Data listing –
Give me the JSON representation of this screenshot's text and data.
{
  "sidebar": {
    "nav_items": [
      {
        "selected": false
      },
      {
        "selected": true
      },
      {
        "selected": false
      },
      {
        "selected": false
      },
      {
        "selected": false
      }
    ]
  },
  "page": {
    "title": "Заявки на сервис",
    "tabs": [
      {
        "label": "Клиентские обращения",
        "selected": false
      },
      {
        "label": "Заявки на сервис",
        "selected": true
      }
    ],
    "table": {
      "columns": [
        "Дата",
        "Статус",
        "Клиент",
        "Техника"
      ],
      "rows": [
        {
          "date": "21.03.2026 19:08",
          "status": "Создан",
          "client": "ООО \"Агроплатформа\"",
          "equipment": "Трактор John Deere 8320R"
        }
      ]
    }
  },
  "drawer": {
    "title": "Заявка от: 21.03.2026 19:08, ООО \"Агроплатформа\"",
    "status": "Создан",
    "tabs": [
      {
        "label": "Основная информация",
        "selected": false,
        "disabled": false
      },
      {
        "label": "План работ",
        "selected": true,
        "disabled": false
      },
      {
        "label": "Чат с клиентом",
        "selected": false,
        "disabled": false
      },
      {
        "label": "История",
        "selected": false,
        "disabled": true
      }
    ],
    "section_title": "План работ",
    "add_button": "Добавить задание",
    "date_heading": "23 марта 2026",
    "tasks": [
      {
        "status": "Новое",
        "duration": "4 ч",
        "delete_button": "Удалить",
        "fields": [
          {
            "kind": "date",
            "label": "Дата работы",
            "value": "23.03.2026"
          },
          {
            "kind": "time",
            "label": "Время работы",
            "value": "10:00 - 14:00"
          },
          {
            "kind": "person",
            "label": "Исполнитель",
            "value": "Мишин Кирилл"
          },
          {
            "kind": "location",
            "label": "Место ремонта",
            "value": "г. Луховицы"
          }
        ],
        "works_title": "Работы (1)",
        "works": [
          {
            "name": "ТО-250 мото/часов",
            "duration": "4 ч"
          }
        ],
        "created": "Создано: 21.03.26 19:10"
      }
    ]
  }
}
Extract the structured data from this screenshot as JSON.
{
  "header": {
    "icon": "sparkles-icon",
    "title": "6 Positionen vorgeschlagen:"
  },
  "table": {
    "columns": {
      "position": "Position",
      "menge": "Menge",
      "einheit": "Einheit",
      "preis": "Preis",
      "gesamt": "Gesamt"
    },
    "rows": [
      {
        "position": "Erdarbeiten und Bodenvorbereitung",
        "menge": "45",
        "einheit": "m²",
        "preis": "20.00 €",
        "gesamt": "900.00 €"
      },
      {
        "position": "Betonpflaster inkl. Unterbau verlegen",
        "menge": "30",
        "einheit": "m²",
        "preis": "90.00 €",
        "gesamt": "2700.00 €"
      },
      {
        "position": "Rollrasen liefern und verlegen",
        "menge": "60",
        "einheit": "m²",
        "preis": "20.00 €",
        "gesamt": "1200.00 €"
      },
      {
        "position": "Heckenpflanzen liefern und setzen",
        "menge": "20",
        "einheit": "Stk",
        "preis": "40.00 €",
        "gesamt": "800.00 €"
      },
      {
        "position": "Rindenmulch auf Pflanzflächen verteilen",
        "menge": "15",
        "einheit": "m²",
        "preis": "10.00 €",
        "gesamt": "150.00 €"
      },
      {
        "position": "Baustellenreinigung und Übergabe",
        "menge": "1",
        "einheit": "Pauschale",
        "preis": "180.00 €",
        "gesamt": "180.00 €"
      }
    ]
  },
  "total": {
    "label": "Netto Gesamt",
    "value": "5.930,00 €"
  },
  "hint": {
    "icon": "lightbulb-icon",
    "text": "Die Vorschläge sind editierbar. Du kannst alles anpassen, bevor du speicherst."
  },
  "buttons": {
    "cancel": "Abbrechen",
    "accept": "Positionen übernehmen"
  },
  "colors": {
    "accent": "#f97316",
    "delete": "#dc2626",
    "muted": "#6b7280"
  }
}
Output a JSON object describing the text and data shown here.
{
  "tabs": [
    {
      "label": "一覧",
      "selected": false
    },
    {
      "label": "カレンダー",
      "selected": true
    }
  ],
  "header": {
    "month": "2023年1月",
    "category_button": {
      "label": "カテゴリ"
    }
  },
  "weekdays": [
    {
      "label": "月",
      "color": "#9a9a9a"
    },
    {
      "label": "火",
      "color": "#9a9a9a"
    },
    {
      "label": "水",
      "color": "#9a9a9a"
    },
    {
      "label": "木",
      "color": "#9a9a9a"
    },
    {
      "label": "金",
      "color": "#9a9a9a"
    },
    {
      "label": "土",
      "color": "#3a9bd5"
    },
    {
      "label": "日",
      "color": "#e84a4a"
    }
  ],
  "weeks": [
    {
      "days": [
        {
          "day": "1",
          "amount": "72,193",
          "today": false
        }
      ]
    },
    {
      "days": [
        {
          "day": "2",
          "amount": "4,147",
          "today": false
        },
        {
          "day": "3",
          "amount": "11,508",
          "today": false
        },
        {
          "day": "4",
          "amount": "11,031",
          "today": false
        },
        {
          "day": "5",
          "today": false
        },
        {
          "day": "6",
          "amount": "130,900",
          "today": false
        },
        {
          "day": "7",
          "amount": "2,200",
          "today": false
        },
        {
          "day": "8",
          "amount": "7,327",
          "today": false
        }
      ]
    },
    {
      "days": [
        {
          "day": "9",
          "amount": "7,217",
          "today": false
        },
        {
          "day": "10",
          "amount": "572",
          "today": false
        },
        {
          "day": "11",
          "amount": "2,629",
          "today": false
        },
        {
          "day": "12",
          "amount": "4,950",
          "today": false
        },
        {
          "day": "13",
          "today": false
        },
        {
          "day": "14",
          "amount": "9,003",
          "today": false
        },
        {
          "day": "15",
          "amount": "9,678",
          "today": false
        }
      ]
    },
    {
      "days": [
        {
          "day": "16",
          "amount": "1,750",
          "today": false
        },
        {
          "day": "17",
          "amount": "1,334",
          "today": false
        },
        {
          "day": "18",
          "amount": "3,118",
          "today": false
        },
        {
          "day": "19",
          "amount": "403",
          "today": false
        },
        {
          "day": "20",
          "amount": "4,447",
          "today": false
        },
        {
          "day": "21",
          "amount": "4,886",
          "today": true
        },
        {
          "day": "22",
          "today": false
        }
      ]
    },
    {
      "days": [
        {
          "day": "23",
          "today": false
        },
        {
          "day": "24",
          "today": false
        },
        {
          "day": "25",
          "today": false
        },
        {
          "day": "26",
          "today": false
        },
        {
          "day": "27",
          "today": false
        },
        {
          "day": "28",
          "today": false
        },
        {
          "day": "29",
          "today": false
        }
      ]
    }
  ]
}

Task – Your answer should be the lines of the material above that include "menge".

Your solution –
      "menge": "Menge",
        "menge": "45",
        "menge": "30",
        "menge": "60",
        "menge": "20",
        "menge": "15",
        "menge": "1",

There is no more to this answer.